_INSTRUCTIONS TO FOLLOW:_ Go over the material below and report every line that contains the word "content".

_DATASET RECORDS:_

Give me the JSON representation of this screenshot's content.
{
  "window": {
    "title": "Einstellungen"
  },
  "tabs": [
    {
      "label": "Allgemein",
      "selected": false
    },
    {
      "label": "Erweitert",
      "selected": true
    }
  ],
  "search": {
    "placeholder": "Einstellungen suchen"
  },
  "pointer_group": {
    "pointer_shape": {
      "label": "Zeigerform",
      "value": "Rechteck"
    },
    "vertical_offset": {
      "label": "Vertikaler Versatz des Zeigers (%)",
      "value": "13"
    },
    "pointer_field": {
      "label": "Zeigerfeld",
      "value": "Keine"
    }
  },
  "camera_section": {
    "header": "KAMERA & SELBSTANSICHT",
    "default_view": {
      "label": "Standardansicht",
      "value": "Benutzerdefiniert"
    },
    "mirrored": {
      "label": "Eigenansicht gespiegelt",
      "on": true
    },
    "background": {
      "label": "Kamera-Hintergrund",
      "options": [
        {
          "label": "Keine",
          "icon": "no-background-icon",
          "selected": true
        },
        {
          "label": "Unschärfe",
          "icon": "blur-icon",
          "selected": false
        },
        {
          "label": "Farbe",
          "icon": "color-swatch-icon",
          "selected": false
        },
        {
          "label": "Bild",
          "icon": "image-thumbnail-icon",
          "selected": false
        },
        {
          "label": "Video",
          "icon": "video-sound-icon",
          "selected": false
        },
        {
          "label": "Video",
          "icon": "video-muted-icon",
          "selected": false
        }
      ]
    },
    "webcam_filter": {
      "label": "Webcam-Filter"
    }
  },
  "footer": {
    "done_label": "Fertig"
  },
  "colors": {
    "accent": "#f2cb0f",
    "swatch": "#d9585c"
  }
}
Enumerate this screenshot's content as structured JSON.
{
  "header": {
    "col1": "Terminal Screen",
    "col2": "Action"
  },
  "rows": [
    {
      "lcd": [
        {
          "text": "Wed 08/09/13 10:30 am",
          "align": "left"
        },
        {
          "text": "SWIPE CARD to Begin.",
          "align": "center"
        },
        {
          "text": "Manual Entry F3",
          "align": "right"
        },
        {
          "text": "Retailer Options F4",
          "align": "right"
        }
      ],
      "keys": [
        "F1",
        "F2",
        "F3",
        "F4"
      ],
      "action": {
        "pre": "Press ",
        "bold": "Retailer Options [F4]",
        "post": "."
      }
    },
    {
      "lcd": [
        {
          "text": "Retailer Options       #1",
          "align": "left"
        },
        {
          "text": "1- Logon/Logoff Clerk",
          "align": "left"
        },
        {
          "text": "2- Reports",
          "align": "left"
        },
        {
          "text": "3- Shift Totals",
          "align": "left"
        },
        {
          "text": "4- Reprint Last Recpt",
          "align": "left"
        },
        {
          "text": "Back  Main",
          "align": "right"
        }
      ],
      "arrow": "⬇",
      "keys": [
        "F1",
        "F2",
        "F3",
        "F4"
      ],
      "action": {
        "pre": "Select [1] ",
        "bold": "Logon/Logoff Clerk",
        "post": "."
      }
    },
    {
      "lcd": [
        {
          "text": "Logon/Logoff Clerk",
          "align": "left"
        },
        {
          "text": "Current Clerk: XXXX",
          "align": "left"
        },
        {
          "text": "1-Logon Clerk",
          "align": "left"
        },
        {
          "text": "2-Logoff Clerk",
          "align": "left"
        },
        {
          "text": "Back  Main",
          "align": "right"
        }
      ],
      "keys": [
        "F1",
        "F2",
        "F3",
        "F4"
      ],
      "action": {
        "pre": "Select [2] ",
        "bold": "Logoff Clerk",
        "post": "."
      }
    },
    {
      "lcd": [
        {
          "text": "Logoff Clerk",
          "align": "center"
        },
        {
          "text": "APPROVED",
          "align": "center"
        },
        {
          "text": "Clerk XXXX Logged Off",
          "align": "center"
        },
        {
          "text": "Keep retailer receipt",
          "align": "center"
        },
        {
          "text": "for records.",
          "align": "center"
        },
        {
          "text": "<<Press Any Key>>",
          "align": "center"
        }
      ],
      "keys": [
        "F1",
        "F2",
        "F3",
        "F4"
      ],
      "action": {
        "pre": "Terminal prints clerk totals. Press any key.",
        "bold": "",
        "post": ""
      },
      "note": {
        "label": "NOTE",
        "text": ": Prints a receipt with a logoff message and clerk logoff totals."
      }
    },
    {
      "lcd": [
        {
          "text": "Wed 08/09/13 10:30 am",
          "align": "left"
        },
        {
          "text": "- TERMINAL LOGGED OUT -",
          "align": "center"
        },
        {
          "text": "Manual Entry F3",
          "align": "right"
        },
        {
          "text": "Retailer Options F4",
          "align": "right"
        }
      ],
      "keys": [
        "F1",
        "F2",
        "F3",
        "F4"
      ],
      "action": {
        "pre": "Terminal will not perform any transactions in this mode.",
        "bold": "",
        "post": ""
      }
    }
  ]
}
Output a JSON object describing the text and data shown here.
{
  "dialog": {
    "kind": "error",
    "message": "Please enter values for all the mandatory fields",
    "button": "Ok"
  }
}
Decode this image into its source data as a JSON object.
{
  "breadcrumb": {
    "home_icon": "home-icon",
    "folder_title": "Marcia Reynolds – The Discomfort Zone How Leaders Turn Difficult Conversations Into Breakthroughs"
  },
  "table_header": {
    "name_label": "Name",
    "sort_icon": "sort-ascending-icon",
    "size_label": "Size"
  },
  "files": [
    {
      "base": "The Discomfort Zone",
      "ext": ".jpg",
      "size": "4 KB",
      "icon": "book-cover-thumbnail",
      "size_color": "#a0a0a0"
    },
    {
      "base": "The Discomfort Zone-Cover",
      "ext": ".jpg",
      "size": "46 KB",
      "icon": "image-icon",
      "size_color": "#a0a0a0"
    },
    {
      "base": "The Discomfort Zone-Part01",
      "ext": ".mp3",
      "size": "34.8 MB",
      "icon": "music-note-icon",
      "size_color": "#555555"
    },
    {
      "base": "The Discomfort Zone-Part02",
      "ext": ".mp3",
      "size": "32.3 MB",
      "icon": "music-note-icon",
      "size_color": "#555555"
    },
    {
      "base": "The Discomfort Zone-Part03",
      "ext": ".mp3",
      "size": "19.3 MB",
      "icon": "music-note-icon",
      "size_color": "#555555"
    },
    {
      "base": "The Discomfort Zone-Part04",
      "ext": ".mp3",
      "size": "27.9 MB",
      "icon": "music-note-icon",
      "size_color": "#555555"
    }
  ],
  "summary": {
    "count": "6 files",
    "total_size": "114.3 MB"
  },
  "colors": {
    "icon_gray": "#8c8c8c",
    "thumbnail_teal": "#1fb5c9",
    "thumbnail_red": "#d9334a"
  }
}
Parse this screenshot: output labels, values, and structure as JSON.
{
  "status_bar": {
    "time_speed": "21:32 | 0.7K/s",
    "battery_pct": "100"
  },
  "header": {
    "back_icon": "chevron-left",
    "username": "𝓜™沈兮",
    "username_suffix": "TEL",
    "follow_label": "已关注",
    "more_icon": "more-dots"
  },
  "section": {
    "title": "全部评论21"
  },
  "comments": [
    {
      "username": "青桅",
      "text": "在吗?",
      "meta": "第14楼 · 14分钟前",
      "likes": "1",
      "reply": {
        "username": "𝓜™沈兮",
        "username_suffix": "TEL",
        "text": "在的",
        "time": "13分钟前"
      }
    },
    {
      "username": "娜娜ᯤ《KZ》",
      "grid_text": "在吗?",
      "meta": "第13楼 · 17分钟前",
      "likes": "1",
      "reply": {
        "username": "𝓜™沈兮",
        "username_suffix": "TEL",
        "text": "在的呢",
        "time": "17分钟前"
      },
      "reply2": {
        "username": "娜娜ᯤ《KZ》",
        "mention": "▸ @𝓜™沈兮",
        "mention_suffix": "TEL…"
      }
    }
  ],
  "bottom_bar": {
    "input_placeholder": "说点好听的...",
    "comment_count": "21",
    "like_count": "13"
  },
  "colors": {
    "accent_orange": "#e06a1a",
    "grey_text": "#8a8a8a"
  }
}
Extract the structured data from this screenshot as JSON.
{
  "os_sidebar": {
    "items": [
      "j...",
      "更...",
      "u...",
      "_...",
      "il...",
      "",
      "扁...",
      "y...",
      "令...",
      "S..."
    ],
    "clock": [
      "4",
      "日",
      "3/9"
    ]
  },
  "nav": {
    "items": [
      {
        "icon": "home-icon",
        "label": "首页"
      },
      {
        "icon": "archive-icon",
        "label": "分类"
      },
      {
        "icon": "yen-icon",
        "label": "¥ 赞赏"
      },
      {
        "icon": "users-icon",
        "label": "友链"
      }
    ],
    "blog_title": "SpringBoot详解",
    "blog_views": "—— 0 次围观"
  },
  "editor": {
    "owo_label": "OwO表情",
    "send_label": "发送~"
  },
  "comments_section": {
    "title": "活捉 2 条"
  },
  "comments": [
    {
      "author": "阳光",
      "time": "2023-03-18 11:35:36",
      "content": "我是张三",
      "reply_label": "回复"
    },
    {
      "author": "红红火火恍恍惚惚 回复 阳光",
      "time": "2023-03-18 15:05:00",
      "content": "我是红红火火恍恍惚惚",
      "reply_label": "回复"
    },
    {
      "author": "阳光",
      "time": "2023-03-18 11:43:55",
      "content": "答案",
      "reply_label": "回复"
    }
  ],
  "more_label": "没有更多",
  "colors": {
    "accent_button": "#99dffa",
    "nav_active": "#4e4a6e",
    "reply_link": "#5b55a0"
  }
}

_EXERCISE OUTPUT:_
Give me the JSON representation of this screenshot's content.
Enumerate this screenshot's content as structured JSON.
      "content": "我是张三",
      "content": "我是红红火火恍恍惚惚",
      "content": "答案",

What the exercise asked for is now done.